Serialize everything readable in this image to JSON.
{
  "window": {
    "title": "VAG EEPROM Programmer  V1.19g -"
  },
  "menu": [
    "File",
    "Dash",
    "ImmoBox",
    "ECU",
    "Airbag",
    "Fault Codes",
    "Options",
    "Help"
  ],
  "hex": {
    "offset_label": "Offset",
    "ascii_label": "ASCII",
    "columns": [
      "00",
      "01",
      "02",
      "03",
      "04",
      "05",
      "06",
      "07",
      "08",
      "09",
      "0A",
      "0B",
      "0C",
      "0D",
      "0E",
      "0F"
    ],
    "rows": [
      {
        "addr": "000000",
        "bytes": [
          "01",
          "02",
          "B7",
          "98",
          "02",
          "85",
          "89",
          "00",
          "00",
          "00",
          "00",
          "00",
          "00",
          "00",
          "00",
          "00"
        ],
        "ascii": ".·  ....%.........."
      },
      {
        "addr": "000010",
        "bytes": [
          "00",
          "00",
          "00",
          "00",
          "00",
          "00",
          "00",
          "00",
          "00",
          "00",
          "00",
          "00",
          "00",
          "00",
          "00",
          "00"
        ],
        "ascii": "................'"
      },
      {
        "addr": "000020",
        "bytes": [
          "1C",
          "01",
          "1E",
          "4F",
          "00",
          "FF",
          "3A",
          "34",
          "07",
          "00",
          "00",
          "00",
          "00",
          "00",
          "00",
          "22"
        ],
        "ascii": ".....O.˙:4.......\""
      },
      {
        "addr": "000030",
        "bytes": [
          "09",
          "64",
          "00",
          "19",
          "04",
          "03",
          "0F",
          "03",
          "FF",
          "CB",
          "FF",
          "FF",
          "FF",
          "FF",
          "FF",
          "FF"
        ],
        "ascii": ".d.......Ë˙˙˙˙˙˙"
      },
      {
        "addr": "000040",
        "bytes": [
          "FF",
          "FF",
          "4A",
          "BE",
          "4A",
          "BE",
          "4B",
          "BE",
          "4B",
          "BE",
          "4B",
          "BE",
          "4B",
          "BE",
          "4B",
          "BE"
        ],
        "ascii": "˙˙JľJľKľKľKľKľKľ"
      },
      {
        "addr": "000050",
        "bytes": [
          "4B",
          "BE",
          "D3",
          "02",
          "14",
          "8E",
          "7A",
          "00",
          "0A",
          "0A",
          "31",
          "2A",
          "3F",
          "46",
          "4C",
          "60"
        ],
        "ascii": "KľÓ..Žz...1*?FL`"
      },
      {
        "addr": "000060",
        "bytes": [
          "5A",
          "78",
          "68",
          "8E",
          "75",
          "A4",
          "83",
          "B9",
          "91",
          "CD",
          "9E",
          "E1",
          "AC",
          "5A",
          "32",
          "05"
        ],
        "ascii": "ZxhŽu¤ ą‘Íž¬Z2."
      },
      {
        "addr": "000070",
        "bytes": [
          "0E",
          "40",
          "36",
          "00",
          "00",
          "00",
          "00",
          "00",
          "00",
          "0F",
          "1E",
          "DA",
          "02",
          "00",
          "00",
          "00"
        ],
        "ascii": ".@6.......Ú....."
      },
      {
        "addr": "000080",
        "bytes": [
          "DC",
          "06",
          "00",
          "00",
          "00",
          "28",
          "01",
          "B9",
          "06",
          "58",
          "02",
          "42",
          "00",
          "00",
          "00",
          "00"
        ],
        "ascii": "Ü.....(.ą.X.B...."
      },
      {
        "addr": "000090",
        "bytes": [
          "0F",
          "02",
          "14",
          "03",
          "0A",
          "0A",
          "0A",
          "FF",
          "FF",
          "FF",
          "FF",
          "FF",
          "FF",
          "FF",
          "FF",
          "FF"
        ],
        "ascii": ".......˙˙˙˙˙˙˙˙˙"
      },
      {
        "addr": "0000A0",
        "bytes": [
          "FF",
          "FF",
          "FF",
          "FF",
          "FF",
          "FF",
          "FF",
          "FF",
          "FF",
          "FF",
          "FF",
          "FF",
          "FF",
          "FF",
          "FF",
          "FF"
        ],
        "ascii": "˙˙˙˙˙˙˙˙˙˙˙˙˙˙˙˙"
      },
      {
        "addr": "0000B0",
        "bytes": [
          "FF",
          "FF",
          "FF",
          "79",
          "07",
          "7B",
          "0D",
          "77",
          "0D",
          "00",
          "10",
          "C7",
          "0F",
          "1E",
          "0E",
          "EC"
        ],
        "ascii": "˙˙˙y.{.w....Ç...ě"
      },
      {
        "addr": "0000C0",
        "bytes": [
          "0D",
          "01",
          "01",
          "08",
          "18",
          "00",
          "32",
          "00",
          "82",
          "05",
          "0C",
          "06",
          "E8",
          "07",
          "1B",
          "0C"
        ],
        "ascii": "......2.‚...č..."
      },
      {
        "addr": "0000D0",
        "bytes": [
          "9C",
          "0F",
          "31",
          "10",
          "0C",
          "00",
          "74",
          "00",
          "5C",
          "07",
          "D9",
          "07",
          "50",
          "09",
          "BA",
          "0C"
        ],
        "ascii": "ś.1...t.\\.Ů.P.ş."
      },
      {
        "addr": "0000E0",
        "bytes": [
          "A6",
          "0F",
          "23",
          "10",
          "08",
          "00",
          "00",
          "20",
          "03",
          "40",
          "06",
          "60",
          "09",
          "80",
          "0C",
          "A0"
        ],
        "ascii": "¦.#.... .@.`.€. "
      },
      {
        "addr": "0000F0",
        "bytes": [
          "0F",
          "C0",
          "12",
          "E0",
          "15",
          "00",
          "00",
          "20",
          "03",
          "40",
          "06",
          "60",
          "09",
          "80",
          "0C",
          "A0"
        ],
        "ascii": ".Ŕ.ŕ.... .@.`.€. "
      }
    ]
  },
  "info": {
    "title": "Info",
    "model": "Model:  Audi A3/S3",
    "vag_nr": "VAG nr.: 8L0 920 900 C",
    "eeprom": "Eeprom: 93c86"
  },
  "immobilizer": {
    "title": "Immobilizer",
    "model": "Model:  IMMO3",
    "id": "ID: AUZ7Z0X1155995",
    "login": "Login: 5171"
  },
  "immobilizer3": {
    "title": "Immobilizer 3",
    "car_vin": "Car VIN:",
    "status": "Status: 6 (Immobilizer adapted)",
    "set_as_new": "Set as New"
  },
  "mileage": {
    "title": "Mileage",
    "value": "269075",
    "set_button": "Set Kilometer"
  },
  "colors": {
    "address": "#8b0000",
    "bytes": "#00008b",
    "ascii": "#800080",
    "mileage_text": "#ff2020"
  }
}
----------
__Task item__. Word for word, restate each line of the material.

__Answer to the exercise__.
Serialize everything readable in this image to JSON.
{
  "window": {
    "title": "VAG EEPROM Programmer  V1.19g -"
  },
  "menu": [
    "File",
    "Dash",
    "ImmoBox",
    "ECU",
    "Airbag",
    "Fault Codes",
    "Options",
    "Help"
  ],
  "hex": {
    "offset_label": "Offset",
    "ascii_label": "ASCII",
    "columns": [
      "00",
      "01",
      "02",
      "03",
      "04",
      "05",
      "06",
      "07",
      "08",
      "09",
      "0A",
      "0B",
      "0C",
      "0D",
      "0E",
      "0F"
    ],
    "rows": [
      {
        "addr": "000000",
        "bytes": [
          "01",
          "02",
          "B7",
          "98",
          "02",
          "85",
          "89",
          "00",
          "00",
          "00",
          "00",
          "00",
          "00",
          "00",
          "00",
          "00"
        ],
        "ascii": ".·  ....%.........."
      },
      {
        "addr": "000010",
        "bytes": [
          "00",
          "00",
          "00",
          "00",
          "00",
          "00",
          "00",
          "00",
          "00",
          "00",
          "00",
          "00",
          "00",
          "00",
          "00",
          "00"
        ],
        "ascii": "................'"
      },
      {
        "addr": "000020",
        "bytes": [
          "1C",
          "01",
          "1E",
          "4F",
          "00",
          "FF",
          "3A",
          "34",
          "07",
          "00",
          "00",
          "00",
          "00",
          "00",
          "00",
          "22"
        ],
        "ascii": ".....O.˙:4.......\""
      },
      {
        "addr": "000030",
        "bytes": [
          "09",
          "64",
          "00",
          "19",
          "04",
          "03",
          "0F",
          "03",
          "FF",
          "CB",
          "FF",
          "FF",
          "FF",
          "FF",
          "FF",
          "FF"
        ],
        "ascii": ".d.......Ë˙˙˙˙˙˙"
      },
      {
        "addr": "000040",
        "bytes": [
          "FF",
          "FF",
          "4A",
          "BE",
          "4A",
          "BE",
          "4B",
          "BE",
          "4B",
          "BE",
          "4B",
          "BE",
          "4B",
          "BE",
          "4B",
          "BE"
        ],
        "ascii": "˙˙JľJľKľKľKľKľKľ"
      },
      {
        "addr": "000050",
        "bytes": [
          "4B",
          "BE",
          "D3",
          "02",
          "14",
          "8E",
          "7A",
          "00",
          "0A",
          "0A",
          "31",
          "2A",
          "3F",
          "46",
          "4C",
          "60"
        ],
        "ascii": "KľÓ..Žz...1*?FL`"
      },
      {
        "addr": "000060",
        "bytes": [
          "5A",
          "78",
          "68",
          "8E",
          "75",
          "A4",
          "83",
          "B9",
          "91",
          "CD",
          "9E",
          "E1",
          "AC",
          "5A",
          "32",
          "05"
        ],
        "ascii": "ZxhŽu¤ ą‘Íž¬Z2."
      },
      {
        "addr": "000070",
        "bytes": [
          "0E",
          "40",
          "36",
          "00",
          "00",
          "00",
          "00",
          "00",
          "00",
          "0F",
          "1E",
          "DA",
          "02",
          "00",
          "00",
          "00"
        ],
        "ascii": ".@6.......Ú....."
      },
      {
        "addr": "000080",
        "bytes": [
          "DC",
          "06",
          "00",
          "00",
          "00",
          "28",
          "01",
          "B9",
          "06",
          "58",
          "02",
          "42",
          "00",
          "00",
          "00",
          "00"
        ],
        "ascii": "Ü.....(.ą.X.B...."
      },
      {
        "addr": "000090",
        "bytes": [
          "0F",
          "02",
          "14",
          "03",
          "0A",
          "0A",
          "0A",
          "FF",
          "FF",
          "FF",
          "FF",
          "FF",
          "FF",
          "FF",
          "FF",
          "FF"
        ],
        "ascii": ".......˙˙˙˙˙˙˙˙˙"
      },
      {
        "addr": "0000A0",
        "bytes": [
          "FF",
          "FF",
          "FF",
          "FF",
          "FF",
          "FF",
          "FF",
          "FF",
          "FF",
          "FF",
          "FF",
          "FF",
          "FF",
          "FF",
          "FF",
          "FF"
        ],
        "ascii": "˙˙˙˙˙˙˙˙˙˙˙˙˙˙˙˙"
      },
      {
        "addr": "0000B0",
        "bytes": [
          "FF",
          "FF",
          "FF",
          "79",
          "07",
          "7B",
          "0D",
          "77",
          "0D",
          "00",
          "10",
          "C7",
          "0F",
          "1E",
          "0E",
          "EC"
        ],
        "ascii": "˙˙˙y.{.w....Ç...ě"
      },
      {
        "addr": "0000C0",
        "bytes": [
          "0D",
          "01",
          "01",
          "08",
          "18",
          "00",
          "32",
          "00",
          "82",
          "05",
          "0C",
          "06",
          "E8",
          "07",
          "1B",
          "0C"
        ],
        "ascii": "......2.‚...č..."
      },
      {
        "addr": "0000D0",
        "bytes": [
          "9C",
          "0F",
          "31",
          "10",
          "0C",
          "00",
          "74",
          "00",
          "5C",
          "07",
          "D9",
          "07",
          "50",
          "09",
          "BA",
          "0C"
        ],
        "ascii": "ś.1...t.\\.Ů.P.ş."
      },
      {
        "addr": "0000E0",
        "bytes": [
          "A6",
          "0F",
          "23",
          "10",
          "08",
          "00",
          "00",
          "20",
          "03",
          "40",
          "06",
          "60",
          "09",
          "80",
          "0C",
          "A0"
        ],
        "ascii": "¦.#.... .@.`.€. "
      },
      {
        "addr": "0000F0",
        "bytes": [
          "0F",
          "C0",
          "12",
          "E0",
          "15",
          "00",
          "00",
          "20",
          "03",
          "40",
          "06",
          "60",
          "09",
          "80",
          "0C",
          "A0"
        ],
        "ascii": ".Ŕ.ŕ.... .@.`.€. "
      }
    ]
  },
  "info": {
    "title": "Info",
    "model": "Model:  Audi A3/S3",
    "vag_nr": "VAG nr.: 8L0 920 900 C",
    "eeprom": "Eeprom: 93c86"
  },
  "immobilizer": {
    "title": "Immobilizer",
    "model": "Model:  IMMO3",
    "id": "ID: AUZ7Z0X1155995",
    "login": "Login: 5171"
  },
  "immobilizer3": {
    "title": "Immobilizer 3",
    "car_vin": "Car VIN:",
    "status": "Status: 6 (Immobilizer adapted)",
    "set_as_new": "Set as New"
  },
  "mileage": {
    "title": "Mileage",
    "value": "269075",
    "set_button": "Set Kilometer"
  },
  "colors": {
    "address": "#8b0000",
    "bytes": "#00008b",
    "ascii": "#800080",
    "mileage_text": "#ff2020"
  }
}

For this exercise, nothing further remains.